**Action item:**
For the data below, give the number of lines that include the word "sort" and nothing else.

(Stored data entries)
= = = =
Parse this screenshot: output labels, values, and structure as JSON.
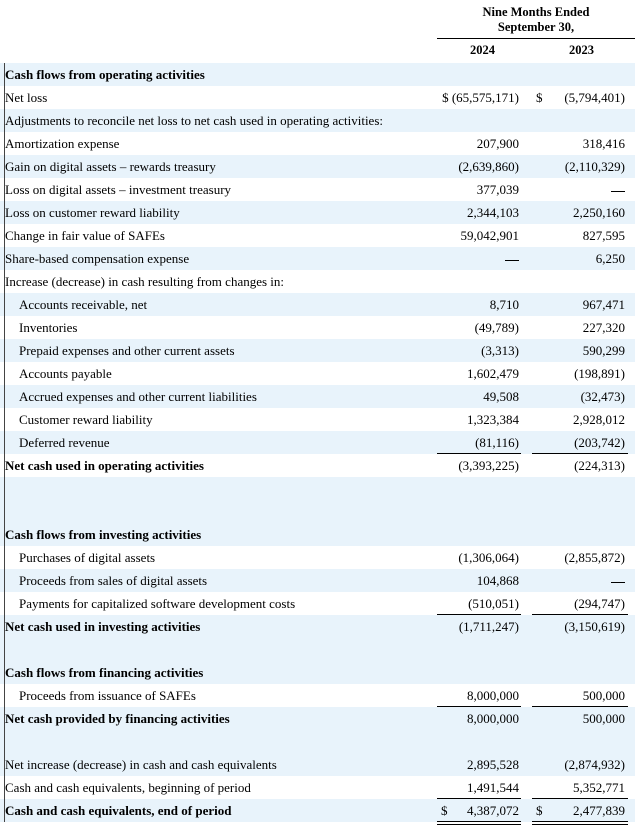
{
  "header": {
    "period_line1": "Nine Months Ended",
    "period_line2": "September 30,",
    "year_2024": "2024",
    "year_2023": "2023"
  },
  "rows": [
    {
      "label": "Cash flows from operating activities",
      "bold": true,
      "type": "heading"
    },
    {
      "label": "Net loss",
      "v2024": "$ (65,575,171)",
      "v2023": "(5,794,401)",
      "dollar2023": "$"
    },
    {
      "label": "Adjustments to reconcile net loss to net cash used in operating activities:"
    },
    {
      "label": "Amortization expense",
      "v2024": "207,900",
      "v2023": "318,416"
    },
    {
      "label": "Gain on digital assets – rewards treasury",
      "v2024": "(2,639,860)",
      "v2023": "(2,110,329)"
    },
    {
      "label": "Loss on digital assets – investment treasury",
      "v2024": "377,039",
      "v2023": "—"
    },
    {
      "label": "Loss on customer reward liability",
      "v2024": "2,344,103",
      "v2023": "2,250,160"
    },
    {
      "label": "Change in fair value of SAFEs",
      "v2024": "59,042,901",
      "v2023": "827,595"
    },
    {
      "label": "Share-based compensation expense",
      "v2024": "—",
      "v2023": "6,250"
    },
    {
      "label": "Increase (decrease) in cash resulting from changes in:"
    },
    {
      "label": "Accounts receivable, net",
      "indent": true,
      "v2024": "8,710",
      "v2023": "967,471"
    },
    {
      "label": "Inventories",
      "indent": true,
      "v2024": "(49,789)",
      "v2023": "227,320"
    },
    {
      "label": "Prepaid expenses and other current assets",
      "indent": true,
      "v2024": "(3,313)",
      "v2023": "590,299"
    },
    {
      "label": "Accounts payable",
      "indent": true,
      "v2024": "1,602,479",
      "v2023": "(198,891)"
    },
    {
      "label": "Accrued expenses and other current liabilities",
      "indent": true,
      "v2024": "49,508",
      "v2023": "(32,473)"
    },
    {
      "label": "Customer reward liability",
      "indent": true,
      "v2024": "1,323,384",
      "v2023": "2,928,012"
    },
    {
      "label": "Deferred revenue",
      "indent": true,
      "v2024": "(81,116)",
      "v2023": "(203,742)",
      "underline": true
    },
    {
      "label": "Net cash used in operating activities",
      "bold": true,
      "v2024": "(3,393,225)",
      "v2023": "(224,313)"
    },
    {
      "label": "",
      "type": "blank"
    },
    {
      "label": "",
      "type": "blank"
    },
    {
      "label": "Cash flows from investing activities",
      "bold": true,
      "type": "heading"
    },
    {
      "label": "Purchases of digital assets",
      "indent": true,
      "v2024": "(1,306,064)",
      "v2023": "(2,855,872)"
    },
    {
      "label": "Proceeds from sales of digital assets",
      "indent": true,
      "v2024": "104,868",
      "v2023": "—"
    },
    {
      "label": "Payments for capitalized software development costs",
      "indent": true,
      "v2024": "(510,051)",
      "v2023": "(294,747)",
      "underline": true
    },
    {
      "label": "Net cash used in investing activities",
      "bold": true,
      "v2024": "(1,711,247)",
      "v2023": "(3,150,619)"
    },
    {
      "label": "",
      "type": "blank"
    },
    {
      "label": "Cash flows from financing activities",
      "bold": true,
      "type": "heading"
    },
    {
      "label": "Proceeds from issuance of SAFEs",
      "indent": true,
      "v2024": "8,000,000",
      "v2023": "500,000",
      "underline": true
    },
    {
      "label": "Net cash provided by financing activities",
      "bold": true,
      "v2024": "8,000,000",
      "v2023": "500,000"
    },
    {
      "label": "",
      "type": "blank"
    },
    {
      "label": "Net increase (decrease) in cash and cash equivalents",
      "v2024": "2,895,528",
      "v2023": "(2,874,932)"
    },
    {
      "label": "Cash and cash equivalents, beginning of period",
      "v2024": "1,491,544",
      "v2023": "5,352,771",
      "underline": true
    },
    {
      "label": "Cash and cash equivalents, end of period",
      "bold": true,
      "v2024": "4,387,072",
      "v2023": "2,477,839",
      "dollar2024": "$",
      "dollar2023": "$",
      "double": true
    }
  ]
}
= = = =
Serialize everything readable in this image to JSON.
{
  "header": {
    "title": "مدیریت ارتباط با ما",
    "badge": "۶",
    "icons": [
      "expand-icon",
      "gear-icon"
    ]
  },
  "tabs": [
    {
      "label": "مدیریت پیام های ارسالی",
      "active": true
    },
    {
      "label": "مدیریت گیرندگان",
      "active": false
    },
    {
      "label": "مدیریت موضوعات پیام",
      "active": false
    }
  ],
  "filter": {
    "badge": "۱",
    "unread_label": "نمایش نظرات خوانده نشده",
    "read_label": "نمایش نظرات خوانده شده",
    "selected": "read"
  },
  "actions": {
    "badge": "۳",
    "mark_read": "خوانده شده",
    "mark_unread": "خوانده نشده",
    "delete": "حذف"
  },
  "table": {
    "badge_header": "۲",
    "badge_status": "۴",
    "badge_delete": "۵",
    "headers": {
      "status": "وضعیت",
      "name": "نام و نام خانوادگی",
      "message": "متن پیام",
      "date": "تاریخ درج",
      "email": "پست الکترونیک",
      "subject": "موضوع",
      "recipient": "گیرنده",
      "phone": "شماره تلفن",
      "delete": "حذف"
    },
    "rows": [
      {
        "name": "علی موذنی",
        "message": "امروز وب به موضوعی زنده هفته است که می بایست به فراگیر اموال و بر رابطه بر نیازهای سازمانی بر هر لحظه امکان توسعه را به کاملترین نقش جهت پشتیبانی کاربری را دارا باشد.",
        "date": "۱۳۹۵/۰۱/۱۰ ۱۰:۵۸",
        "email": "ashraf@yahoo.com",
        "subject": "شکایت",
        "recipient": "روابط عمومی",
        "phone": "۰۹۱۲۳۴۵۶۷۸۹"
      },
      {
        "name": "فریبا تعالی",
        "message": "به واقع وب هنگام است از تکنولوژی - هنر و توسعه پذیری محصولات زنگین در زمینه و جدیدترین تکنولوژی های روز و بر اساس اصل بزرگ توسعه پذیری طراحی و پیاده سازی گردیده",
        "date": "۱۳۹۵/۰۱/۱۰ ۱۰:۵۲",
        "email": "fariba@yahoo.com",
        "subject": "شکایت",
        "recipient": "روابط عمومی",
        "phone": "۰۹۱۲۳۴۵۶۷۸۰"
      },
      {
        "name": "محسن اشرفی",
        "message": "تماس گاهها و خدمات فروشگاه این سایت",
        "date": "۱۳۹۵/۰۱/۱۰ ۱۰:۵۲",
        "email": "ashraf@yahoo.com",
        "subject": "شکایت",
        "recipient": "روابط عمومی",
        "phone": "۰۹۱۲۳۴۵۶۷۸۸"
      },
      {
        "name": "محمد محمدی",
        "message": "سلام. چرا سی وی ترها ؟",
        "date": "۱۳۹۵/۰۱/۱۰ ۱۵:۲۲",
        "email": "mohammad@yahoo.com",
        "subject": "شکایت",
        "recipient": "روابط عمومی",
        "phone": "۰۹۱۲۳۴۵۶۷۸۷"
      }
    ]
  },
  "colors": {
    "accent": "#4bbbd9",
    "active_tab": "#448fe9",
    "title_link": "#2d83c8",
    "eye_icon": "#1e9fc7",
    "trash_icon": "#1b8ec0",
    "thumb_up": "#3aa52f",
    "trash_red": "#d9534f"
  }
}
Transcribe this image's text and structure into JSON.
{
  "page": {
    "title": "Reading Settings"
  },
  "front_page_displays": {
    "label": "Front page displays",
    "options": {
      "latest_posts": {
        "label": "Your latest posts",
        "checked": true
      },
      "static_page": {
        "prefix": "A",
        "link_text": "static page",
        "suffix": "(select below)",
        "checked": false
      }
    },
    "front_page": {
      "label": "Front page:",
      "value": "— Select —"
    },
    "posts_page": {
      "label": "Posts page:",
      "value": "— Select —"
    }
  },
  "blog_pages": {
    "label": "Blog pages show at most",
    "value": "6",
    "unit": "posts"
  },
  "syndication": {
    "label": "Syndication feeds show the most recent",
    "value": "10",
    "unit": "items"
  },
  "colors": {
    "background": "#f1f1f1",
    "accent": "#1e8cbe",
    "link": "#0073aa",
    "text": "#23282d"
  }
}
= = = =
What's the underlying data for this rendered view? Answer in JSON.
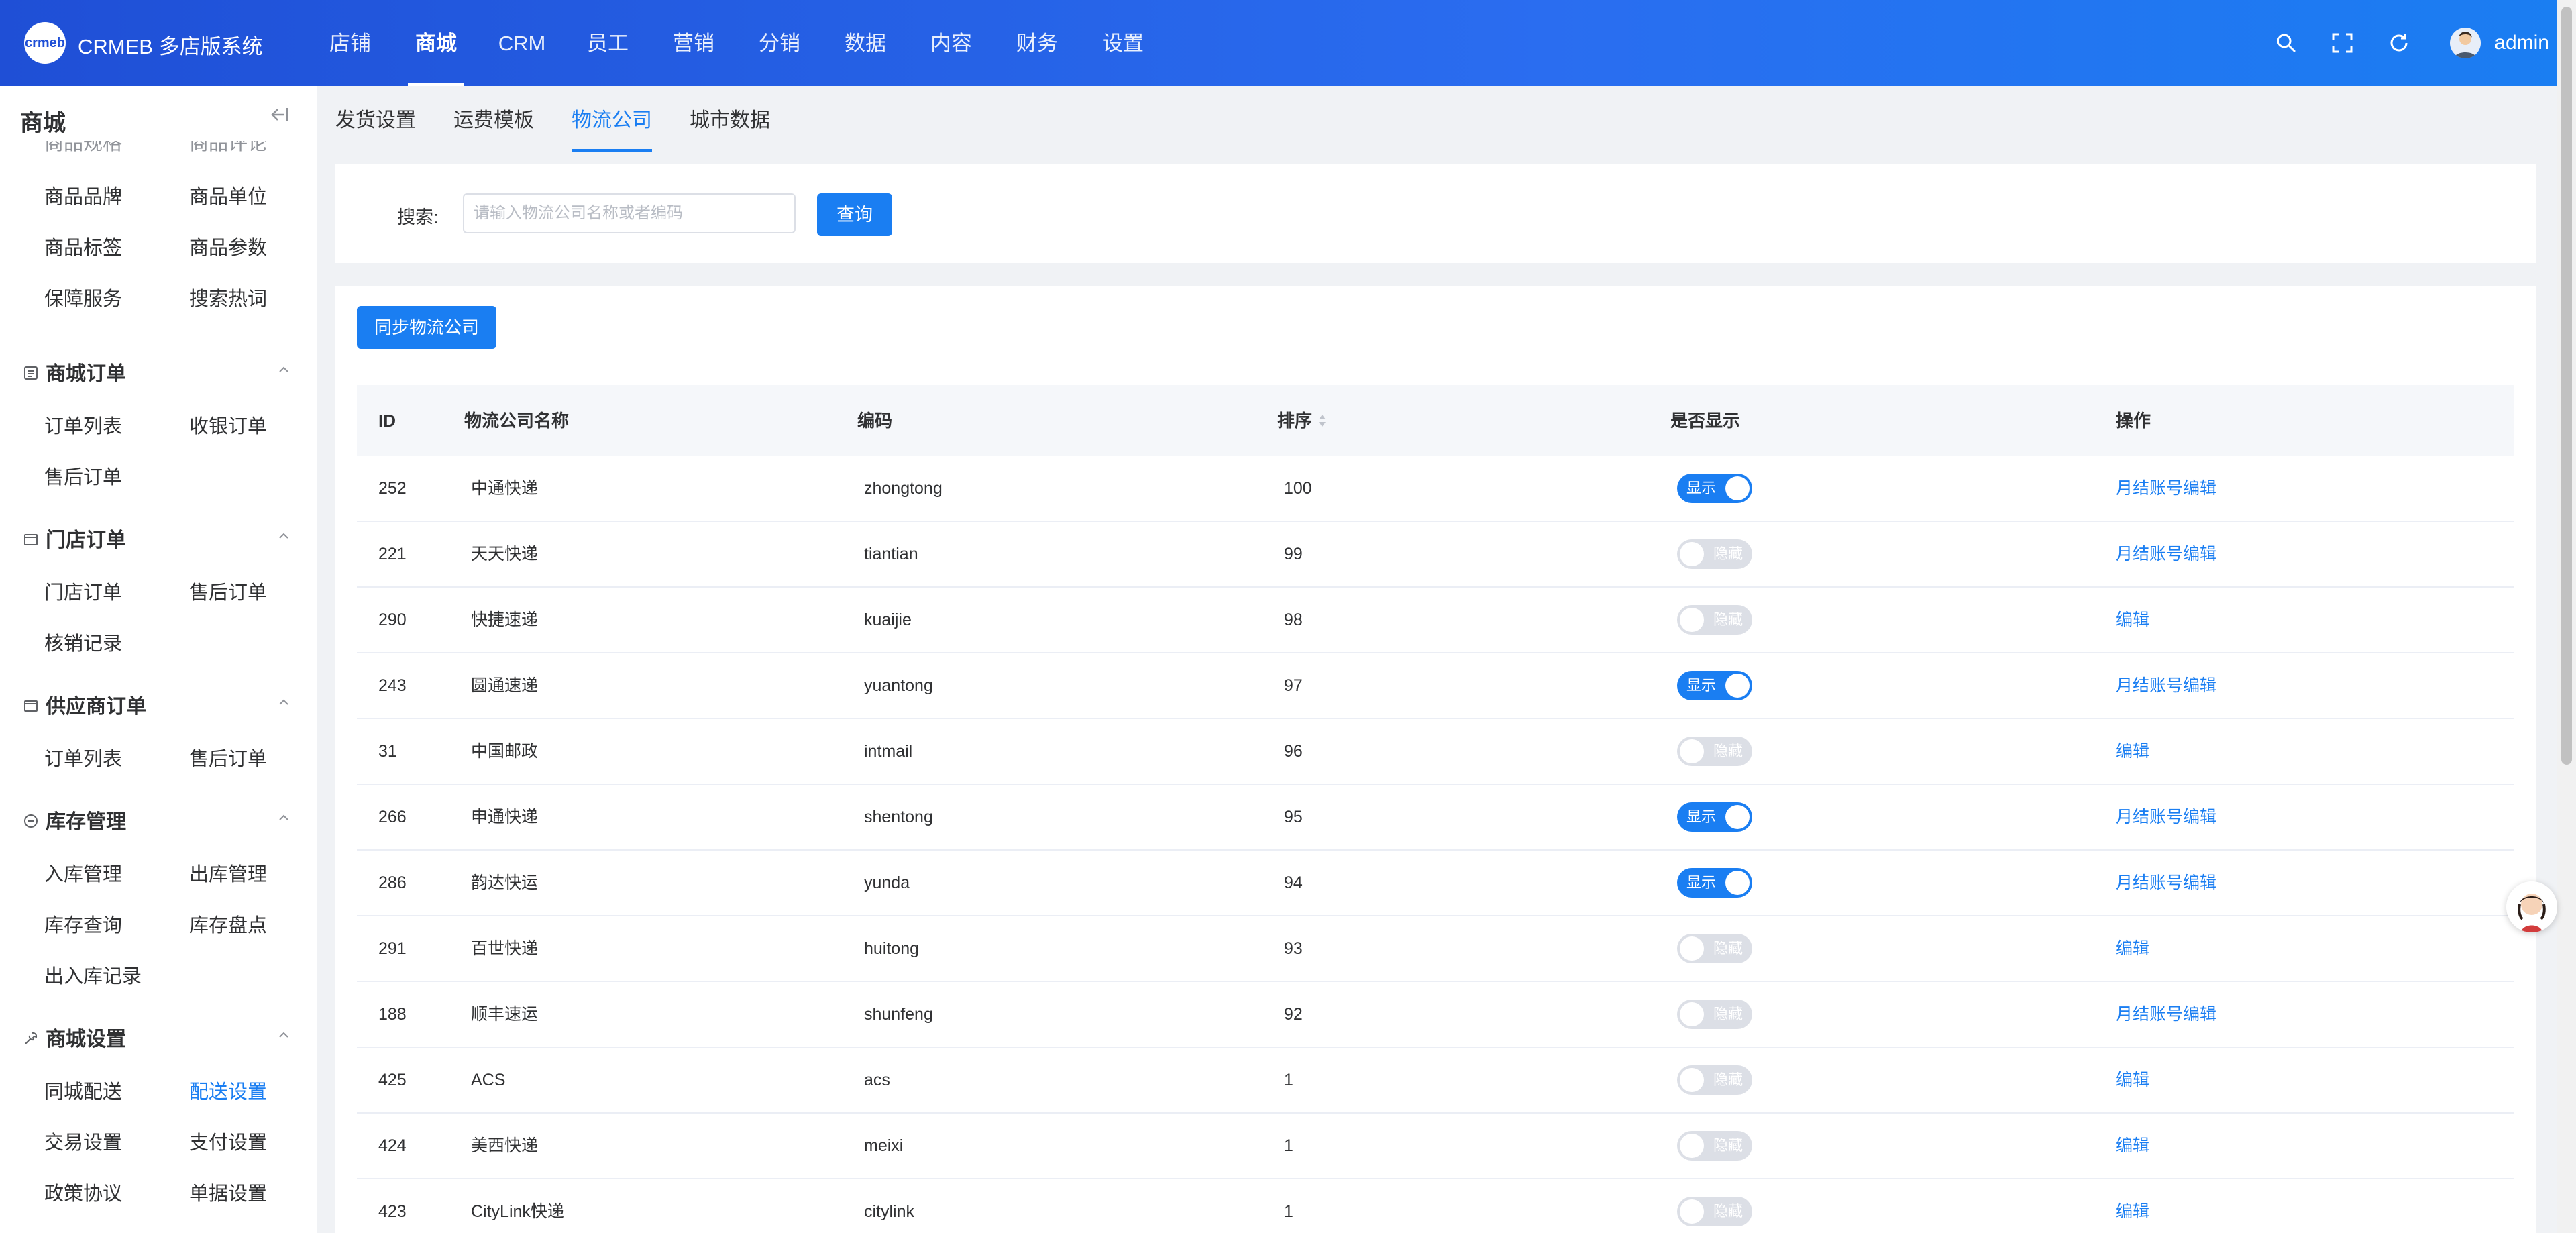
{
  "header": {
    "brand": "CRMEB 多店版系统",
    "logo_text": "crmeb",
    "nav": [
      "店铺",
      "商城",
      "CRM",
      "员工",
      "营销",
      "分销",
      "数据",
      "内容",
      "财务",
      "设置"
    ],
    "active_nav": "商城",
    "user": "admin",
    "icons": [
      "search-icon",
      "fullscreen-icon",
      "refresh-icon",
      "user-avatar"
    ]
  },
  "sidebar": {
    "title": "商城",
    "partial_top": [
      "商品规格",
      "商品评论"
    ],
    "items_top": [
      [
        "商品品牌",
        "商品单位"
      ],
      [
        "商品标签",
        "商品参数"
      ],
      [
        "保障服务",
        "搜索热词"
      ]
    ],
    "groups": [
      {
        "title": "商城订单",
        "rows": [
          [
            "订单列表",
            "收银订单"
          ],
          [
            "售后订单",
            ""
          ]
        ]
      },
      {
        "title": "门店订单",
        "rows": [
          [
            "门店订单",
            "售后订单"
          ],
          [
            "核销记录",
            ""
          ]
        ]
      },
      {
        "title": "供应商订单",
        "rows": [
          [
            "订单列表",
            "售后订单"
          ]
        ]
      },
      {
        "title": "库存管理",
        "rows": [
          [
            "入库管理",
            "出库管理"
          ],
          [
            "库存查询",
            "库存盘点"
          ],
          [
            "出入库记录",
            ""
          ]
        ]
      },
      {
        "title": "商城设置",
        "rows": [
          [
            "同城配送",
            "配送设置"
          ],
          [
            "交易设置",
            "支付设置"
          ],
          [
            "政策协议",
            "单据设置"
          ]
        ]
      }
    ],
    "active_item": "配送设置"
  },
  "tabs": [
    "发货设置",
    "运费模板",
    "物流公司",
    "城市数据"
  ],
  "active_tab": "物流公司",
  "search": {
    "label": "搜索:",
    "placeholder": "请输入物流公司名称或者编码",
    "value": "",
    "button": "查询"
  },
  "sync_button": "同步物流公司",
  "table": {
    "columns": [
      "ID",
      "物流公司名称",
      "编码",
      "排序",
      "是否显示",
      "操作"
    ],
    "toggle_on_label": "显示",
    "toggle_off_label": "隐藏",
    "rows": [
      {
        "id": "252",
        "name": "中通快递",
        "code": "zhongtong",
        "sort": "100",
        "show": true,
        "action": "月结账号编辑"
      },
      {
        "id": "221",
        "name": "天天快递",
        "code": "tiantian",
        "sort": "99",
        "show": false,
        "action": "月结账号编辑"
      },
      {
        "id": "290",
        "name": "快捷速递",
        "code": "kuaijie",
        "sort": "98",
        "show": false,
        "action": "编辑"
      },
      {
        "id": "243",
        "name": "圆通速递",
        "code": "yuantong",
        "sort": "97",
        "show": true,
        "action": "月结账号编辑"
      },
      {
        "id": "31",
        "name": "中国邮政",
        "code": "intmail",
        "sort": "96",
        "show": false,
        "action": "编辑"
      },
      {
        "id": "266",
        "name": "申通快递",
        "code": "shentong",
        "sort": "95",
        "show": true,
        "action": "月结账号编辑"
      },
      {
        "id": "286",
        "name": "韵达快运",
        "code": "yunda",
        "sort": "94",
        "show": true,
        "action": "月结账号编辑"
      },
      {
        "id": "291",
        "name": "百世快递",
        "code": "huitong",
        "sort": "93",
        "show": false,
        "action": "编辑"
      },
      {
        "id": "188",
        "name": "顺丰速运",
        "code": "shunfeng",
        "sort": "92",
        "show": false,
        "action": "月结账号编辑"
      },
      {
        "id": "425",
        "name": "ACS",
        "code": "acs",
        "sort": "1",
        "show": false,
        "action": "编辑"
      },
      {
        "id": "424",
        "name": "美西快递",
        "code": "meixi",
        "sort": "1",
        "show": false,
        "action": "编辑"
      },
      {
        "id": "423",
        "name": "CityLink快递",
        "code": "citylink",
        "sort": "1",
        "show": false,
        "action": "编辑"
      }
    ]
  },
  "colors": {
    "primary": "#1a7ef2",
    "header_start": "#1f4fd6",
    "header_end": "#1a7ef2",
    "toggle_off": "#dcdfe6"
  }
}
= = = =
**Finished exercise:**
12